To hear David Poile tell it, the Ryan Johansen trade has been 18 years in the making. Not literally of course, but this is the kind of player that the longtime Nashville Predators general manager has been hunting for since 1998.
“Today, in my belief, we accomplished something that we haven’t been able to do in 18 years of our history,” Poile told gathered media following the deal.
“And that’s to acquire a No. 1 center.”
After several weeks of speculation, the Predators sent defenseman Seth Jones to the Columbus Blue Jackets for Johansen, who had been in John Tortorella’s doghouse since the coach arrived in October.
Poile’s comments about centers may seem hyperbolic, but he’s not wrong when he says the organization hasn’t had much luck acquiring a high-end offensive center.
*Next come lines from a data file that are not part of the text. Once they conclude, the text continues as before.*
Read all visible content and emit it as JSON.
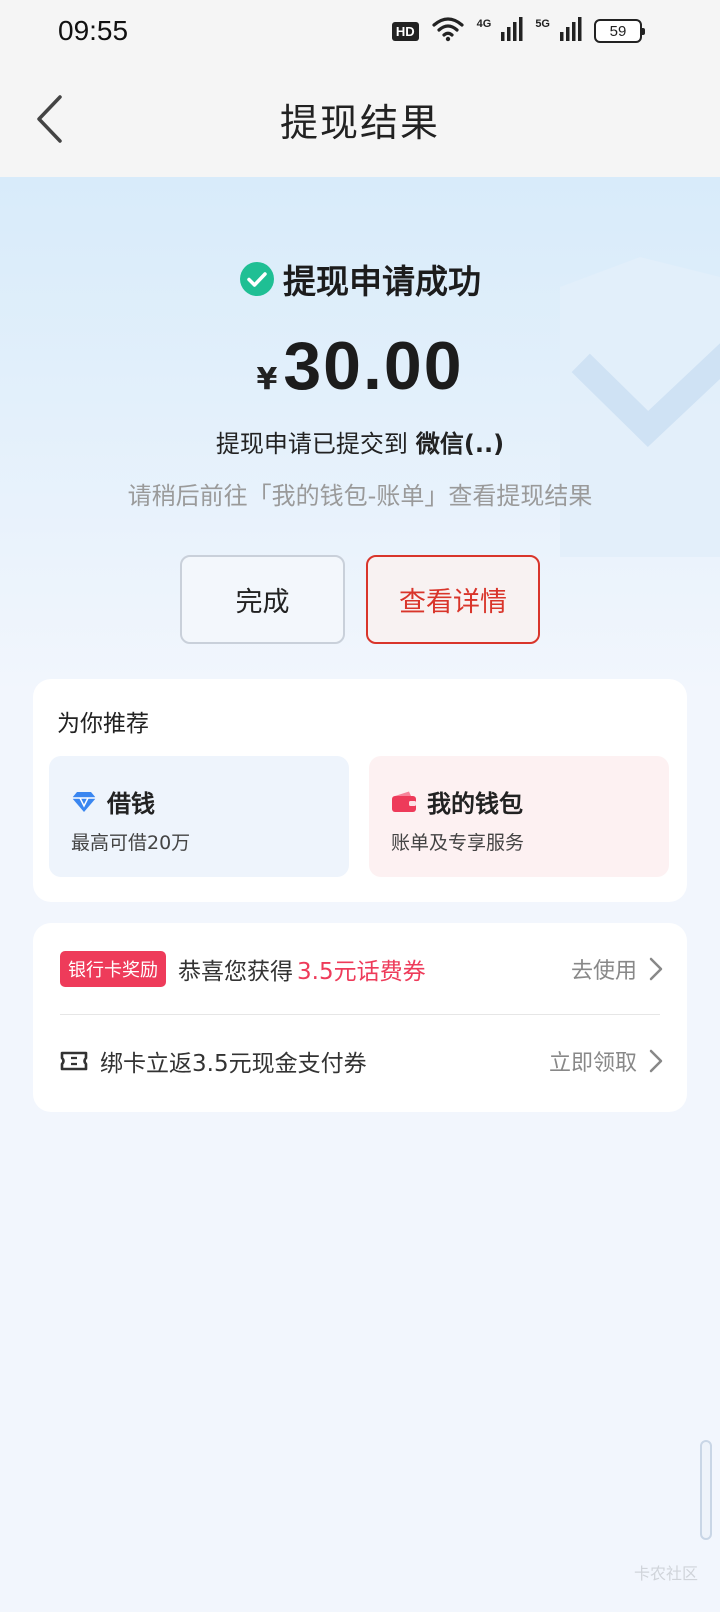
{
  "status_bar": {
    "time": "09:55",
    "hd_label": "HD",
    "network_1": "4G",
    "network_2": "5G",
    "battery": "59"
  },
  "nav": {
    "title": "提现结果",
    "back_icon": "chevron-left-icon"
  },
  "result": {
    "status_text": "提现申请成功",
    "status_icon": "check-circle-icon",
    "status_color": "#1fbf94",
    "currency_symbol": "¥",
    "amount": "30.00",
    "submitted_prefix": "提现申请已提交到",
    "submitted_destination": "微信(..)",
    "hint": "请稍后前往「我的钱包-账单」查看提现结果"
  },
  "actions": {
    "done_label": "完成",
    "detail_label": "查看详情",
    "accent_color": "#d9352b"
  },
  "recommend": {
    "title": "为你推荐",
    "items": [
      {
        "icon": "diamond-icon",
        "title": "借钱",
        "subtitle": "最高可借20万"
      },
      {
        "icon": "wallet-icon",
        "title": "我的钱包",
        "subtitle": "账单及专享服务"
      }
    ]
  },
  "rewards": {
    "rows": [
      {
        "badge": "银行卡奖励",
        "text": "恭喜您获得",
        "highlight": "3.5元话费券",
        "action": "去使用"
      },
      {
        "icon": "ticket-icon",
        "text": "绑卡立返3.5元现金支付券",
        "action": "立即领取"
      }
    ],
    "highlight_color": "#ee3b5a"
  },
  "watermark": "卡农社区"
}
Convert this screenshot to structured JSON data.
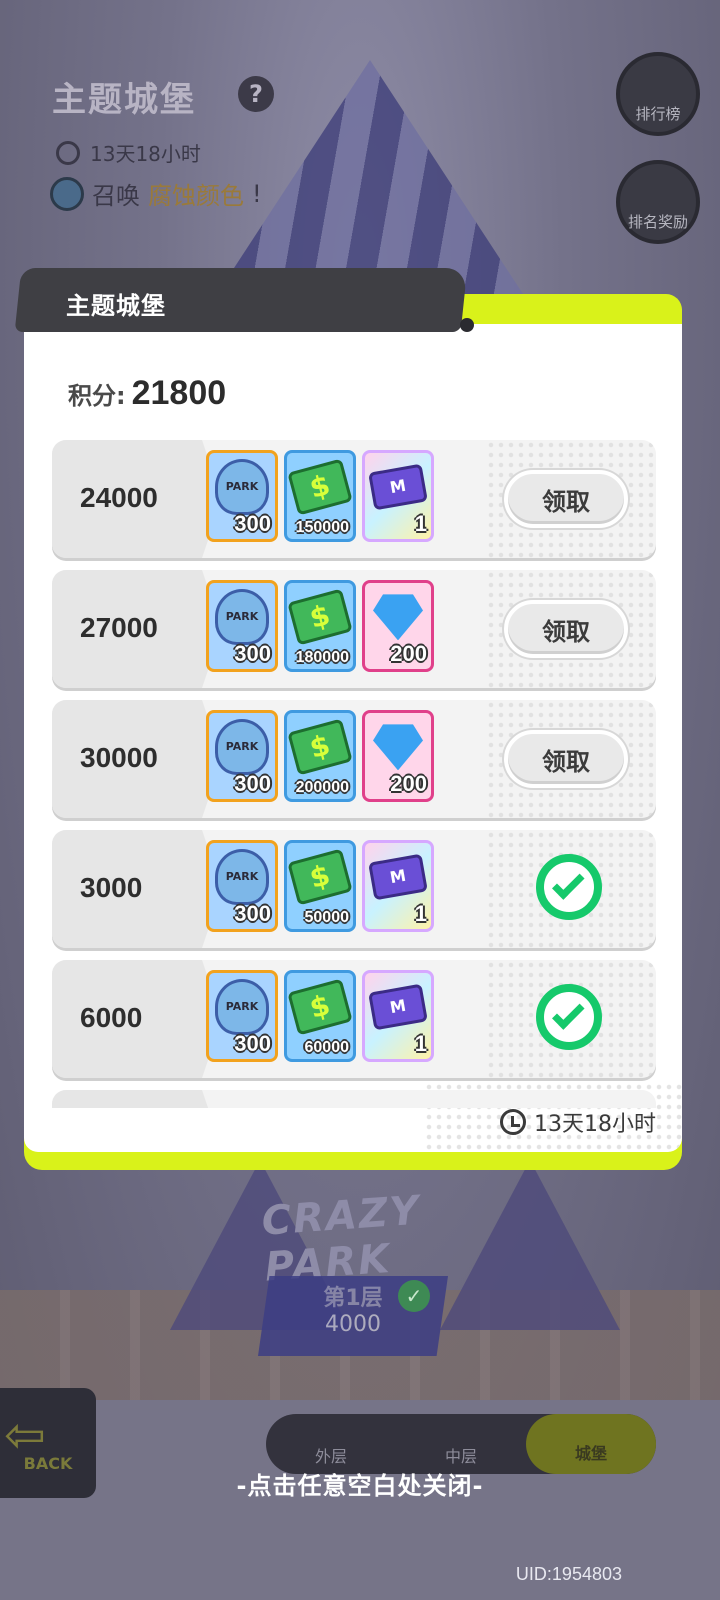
{
  "background": {
    "title": "主题城堡",
    "help": "?",
    "timer": "13天18小时",
    "summon_prefix": "召唤",
    "summon_highlight": "腐蚀颜色",
    "summon_suffix": "!",
    "side_buttons": [
      {
        "label": "排行榜",
        "icon": "trophy-icon"
      },
      {
        "label": "排名奖励",
        "icon": "gift-icon"
      }
    ],
    "sign": "CRAZY PARK",
    "floor_label": "第1层",
    "floor_points": "4000",
    "back_label": "BACK",
    "tabs": [
      {
        "label": "外层",
        "active": false
      },
      {
        "label": "中层",
        "active": false
      },
      {
        "label": "城堡",
        "active": true
      }
    ],
    "close_hint": "-点击任意空白处关闭-",
    "uid": "UID:1954803"
  },
  "modal": {
    "title": "主题城堡",
    "score_label": "积分:",
    "score_value": "21800",
    "claim_label": "领取",
    "timer": "13天18小时",
    "colors": {
      "accent": "#d9f21a",
      "header": "#3f3f44",
      "check": "#16c96b"
    },
    "rows": [
      {
        "threshold": "24000",
        "status": "claimable",
        "rewards": [
          {
            "type": "park",
            "icon": "park-token-icon",
            "count": "300"
          },
          {
            "type": "coin",
            "icon": "cash-icon",
            "count": "150000"
          },
          {
            "type": "ticket",
            "icon": "ticket-icon",
            "count": "1"
          }
        ]
      },
      {
        "threshold": "27000",
        "status": "claimable",
        "rewards": [
          {
            "type": "park",
            "icon": "park-token-icon",
            "count": "300"
          },
          {
            "type": "coin",
            "icon": "cash-icon",
            "count": "180000"
          },
          {
            "type": "gem",
            "icon": "diamond-icon",
            "count": "200"
          }
        ]
      },
      {
        "threshold": "30000",
        "status": "claimable",
        "rewards": [
          {
            "type": "park",
            "icon": "park-token-icon",
            "count": "300"
          },
          {
            "type": "coin",
            "icon": "cash-icon",
            "count": "200000"
          },
          {
            "type": "gem",
            "icon": "diamond-icon",
            "count": "200"
          }
        ]
      },
      {
        "threshold": "3000",
        "status": "claimed",
        "rewards": [
          {
            "type": "park",
            "icon": "park-token-icon",
            "count": "300"
          },
          {
            "type": "coin",
            "icon": "cash-icon",
            "count": "50000"
          },
          {
            "type": "ticket",
            "icon": "ticket-icon",
            "count": "1"
          }
        ]
      },
      {
        "threshold": "6000",
        "status": "claimed",
        "rewards": [
          {
            "type": "park",
            "icon": "park-token-icon",
            "count": "300"
          },
          {
            "type": "coin",
            "icon": "cash-icon",
            "count": "60000"
          },
          {
            "type": "ticket",
            "icon": "ticket-icon",
            "count": "1"
          }
        ]
      }
    ]
  }
}
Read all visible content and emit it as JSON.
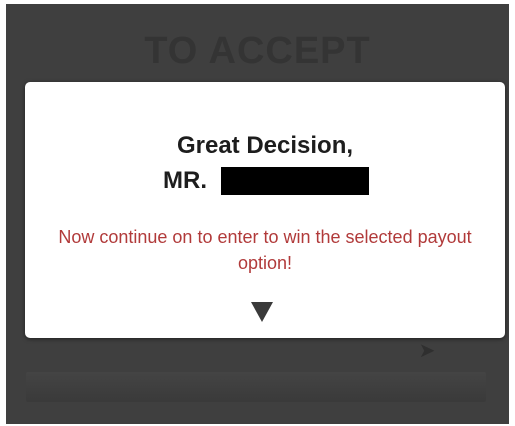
{
  "background": {
    "heading": "TO ACCEPT"
  },
  "modal": {
    "title": "Great Decision,",
    "name_prefix": "MR.",
    "message": "Now continue on to enter to win the selected payout option!"
  },
  "icons": {
    "continue": "triangle-down-icon",
    "backdrop_arrow": "cursor-arrow-icon"
  },
  "colors": {
    "backdrop": "#3f3f3f",
    "modal_bg": "#ffffff",
    "title_text": "#1d1d1d",
    "message_text": "#b13a3a",
    "redaction": "#000000",
    "arrow": "#3a3a3a"
  }
}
They got 17 games and 15 points out of Peter Forsberg in 2006-07, but the Predators have long history of using second-tier options up the middle.
Mike Ribeiro has done an admirable job of filling in since last season, but when you look at the teams Nashville wants to compete with, he doesn’t matchup favorably at all. The Dallas Stars have Tyler Seguin. The Chicago Blackhawks have Jonathan Toews and the St. Louis Blues have more centers than they know what to do with.
Now the Predators have Johansen. The 23-year-old was in need of a change of scenery, and he’ll get that in Nashville. Johansen isn’t a miracle worker and he’s not going to change this team’s popgun offense overnight, but his arrival will have a positive impact on a team that has struggled to score goals this season.
Since 2013, Johansen has scored goals at a rate comparable to Phil Kessel, Sidney Crosby and Taylor Hall. Over the past three seasons, Johansen has been among the top point producers in the NHL, sitting 31st in average points scored per game with 0.79. That’s not bad considering the Blue Jackets offense is ranked 19th in average goals for this season, while finishing 13th and 12th over the last two years, respectively.
It’s fair to say that the Predators haven’t ever rostered a center with this much skill, based on his scoring rates.
"I'm hoping I can be that dangerous, top-line center in Nashville." – Ryan Johansen. #Preds
— Justin Bradford (@justinbbradford) January 7, 2016
The trade looks particularly good for Poile because he was able to deal from a position of strength to fill a dire need. The Predators already have two All-Star defensemen in Shea Weber and Roman Josi, while Mattias Ekholm and Ryan Ellis are excellent top-four skaters as well. This core group is young — outside of Weber — and Jones has been playing on the team’s third pairing all season long.
He has too much skill to toil alongside Barret Jackman while playing sheltered minutes, and the Blue Jackets got what they needed here as well. Jones isn’t going to go to Ohio and turn them into a legitimate contender in 2015-16, but Johansen could have that kind of impact in Nashville.
By bringing in the former fourth overall draft pick, the Predators have opened up numerous possibilities on the line combination front. Ribeiro will be able to slide down to the second unit and Mike Fisher will be able to play with the third group. Those are much better fits for the two aging pivots.
Head coach Peter Laviolette will be working with two high quality forward lines, and it will be interesting to see whether or not he splits up Ribeiro and Filip Forsberg. Let’s assume that he will leave that line intact for the time being and check out what the lines could look like.
|Colin Wilson||Ryan Johansen||James Neal|
|Filip Forsberg||Mike Ribeiro||Craig Smith|
Laviolette will also have the option of creating a “super” line, of sorts, by flipping Forsberg and Wilson. A trio of Forsberg-Johansen-Neal could be difficult to contain if the chemistry is there, and that’s really the unknown in this equation.
We know that Johansen scores at a high-end rate and we know that he might not quite be at his ceiling at the age of 23. But how will he respond to this deal and adjust to new linemates? Laviolette coaches a more up-tempo style than Tortorella, which could benefit Johansen greatly.
When he is at his best, he’s slowing plays down through the neutral zone and creating space for his linemates with his reach and passing. He’s like David Krejci in this regard, and Johansen will have at least one strong finisher on his line in either Neal or Forsberg.
This isn’t an all-in move for the Predators. Johansen is a young player and the team has plenty of cap space to use on an extension. It is a move that makes Nashville a much stronger hockey team though, and one that could prove a tough out should they reach the Stanley Cup playoffs for the second consecutive season.
All rate statistics appear courtesy of Hockey-Reference.com, while all other stats are from NHL.com and are accurate through games played on January 6.